= Requirement =
List all lines of the data containing the word "with".

= Records for this task =
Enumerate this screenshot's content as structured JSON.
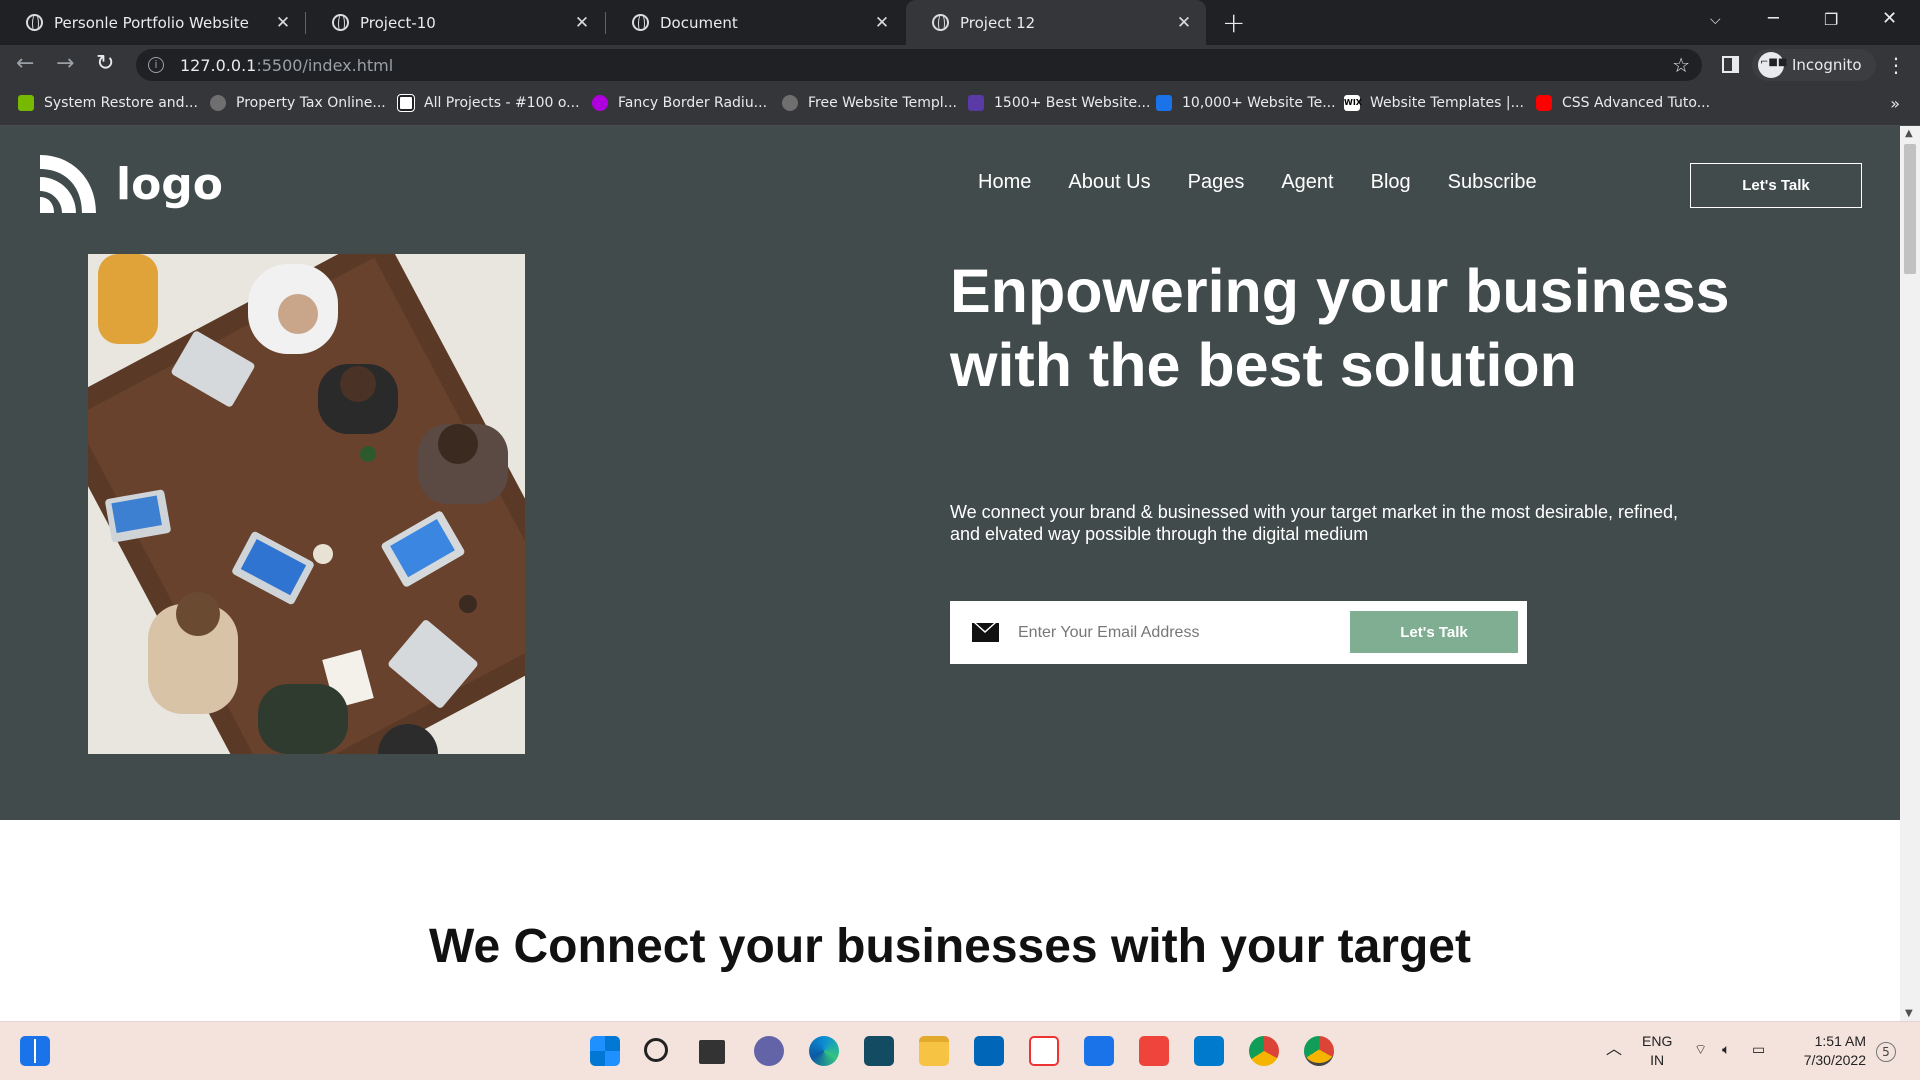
{
  "browser": {
    "tabs": [
      {
        "label": "Personle Portfolio Website",
        "active": false
      },
      {
        "label": "Project-10",
        "active": false
      },
      {
        "label": "Document",
        "active": false
      },
      {
        "label": "Project 12",
        "active": true
      }
    ],
    "url_host": "127.0.0.1",
    "url_path": ":5500/index.html",
    "profile_label": "Incognito",
    "bookmarks": [
      {
        "label": "System Restore and...",
        "color": "#76b900"
      },
      {
        "label": "Property Tax Online...",
        "color": "#6f6f6f"
      },
      {
        "label": "All Projects - #100 o...",
        "color": "#ffffff"
      },
      {
        "label": "Fancy Border Radiu...",
        "color": "#b000e0"
      },
      {
        "label": "Free Website Templ...",
        "color": "#6f6f6f"
      },
      {
        "label": "1500+ Best Website...",
        "color": "#5a3aa6"
      },
      {
        "label": "10,000+ Website Te...",
        "color": "#1a73e8"
      },
      {
        "label": "Website Templates |...",
        "color": "#ffffff"
      },
      {
        "label": "CSS Advanced Tuto...",
        "color": "#ff0000"
      }
    ]
  },
  "page": {
    "logo_text": "logo",
    "nav": [
      "Home",
      "About Us",
      "Pages",
      "Agent",
      "Blog",
      "Subscribe"
    ],
    "header_cta": "Let's Talk",
    "headline": "Enpowering your business with the best solution",
    "subtext": "We connect your brand & businessed with your target market in the most desirable, refined, and elvated way possible through the digital medium",
    "email_placeholder": "Enter Your Email Address",
    "email_cta": "Let's Talk",
    "section2_title": "We Connect your businesses with your target",
    "colors": {
      "hero_bg": "#414b4b",
      "accent": "#7fae92"
    }
  },
  "taskbar": {
    "language": "ENG",
    "region": "IN",
    "time": "1:51 AM",
    "date": "7/30/2022",
    "notifications": "5",
    "apps": [
      "start-icon",
      "search-icon",
      "task-view-icon",
      "teams-chat-icon",
      "edge-icon",
      "sublime-icon",
      "file-explorer-icon",
      "store-icon",
      "gift-icon",
      "mail-icon",
      "anydesk-icon",
      "vscode-icon",
      "chrome-icon",
      "chrome-profile-icon"
    ]
  }
}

= Task solution =
    "headline": "Enpowering your business with the best solution",
    "subtext": "We connect your brand & businessed with your target market in the most desirable, refined, and elvated way possible through the digital medium",
    "section2_title": "We Connect your businesses with your target",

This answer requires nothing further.